The sensibilities around traditional Indian culture are changing fast, and brands need to gear up to tell stories about the new India. Brands need to use this opportunity sensibly, with the brand purpose aligned with the values of new India that it portrays.

 

As researchers, we have a window onto this new India when we conduct cultural ethnographies. We get to observe and hear stories from people who are changing. For them, a shampoo is not a mere hair cleansing or enhancement product anymore; it’s a fragrance that will add excitement to a romantic relationship.

 

Interestingly, this change is not a revelation. Indian mythology and literature are full of stories about using fragrance as a trigger for lust and desire. Until now, we have limited that truth only to showcasing female attraction in deodorant ads.

 

New reality of Indian identity

The stage is set for marketers to explore the new reality of Indian identity, an India that’s expressive, bullish, and unpretentious. The idea, however, is to use this change smartly and sensibly. Some brands tend to jump onto the bandwagon way too soon for the sake of change without realizing the social responsibility it brings.

 

A brand needs to be relevant to the belief it portrays to its consumers. Otherwise, the consumers have every reason to feel betrayed as they buy into the stories that a brand promises to deliver in their lives.

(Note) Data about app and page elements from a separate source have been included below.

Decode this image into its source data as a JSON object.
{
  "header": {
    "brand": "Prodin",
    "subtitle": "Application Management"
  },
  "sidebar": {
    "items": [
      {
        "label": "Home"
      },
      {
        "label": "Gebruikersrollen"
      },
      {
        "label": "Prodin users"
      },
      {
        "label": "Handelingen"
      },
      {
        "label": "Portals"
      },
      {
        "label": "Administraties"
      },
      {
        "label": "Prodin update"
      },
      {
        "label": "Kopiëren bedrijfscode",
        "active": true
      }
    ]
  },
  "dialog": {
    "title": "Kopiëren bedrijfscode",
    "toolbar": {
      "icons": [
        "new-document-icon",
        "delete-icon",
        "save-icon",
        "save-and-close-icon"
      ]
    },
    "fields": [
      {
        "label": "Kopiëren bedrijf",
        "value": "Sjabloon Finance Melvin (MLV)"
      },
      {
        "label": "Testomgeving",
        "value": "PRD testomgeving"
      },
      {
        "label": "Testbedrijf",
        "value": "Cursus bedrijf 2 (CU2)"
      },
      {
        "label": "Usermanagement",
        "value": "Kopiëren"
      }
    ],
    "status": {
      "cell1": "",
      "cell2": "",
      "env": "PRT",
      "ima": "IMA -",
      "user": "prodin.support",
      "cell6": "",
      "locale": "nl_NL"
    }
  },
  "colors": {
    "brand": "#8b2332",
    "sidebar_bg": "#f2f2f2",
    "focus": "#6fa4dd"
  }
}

And brands need to communicate honestly about the disruptions that happen as culture changes.

 

Tanishq, the jewelry brand synced with the Indian tradition of gifting, executed this beautifully when addressing the theme of remarriage. It showed the disruptive effects of this cultural change in a touching moment involving the bride, her daughter, and her new husband. The ad illustrated how a brand incorporates new cultural dimensions while sustaining its core identity.

 

On the other hand, there is plenty of brand content on the digital platform is that is just serving as tear jerkers without delivering on any brand purpose. The new India is an opportunity for brands to make themselves more relatable. But success will require being mindfully meaningful.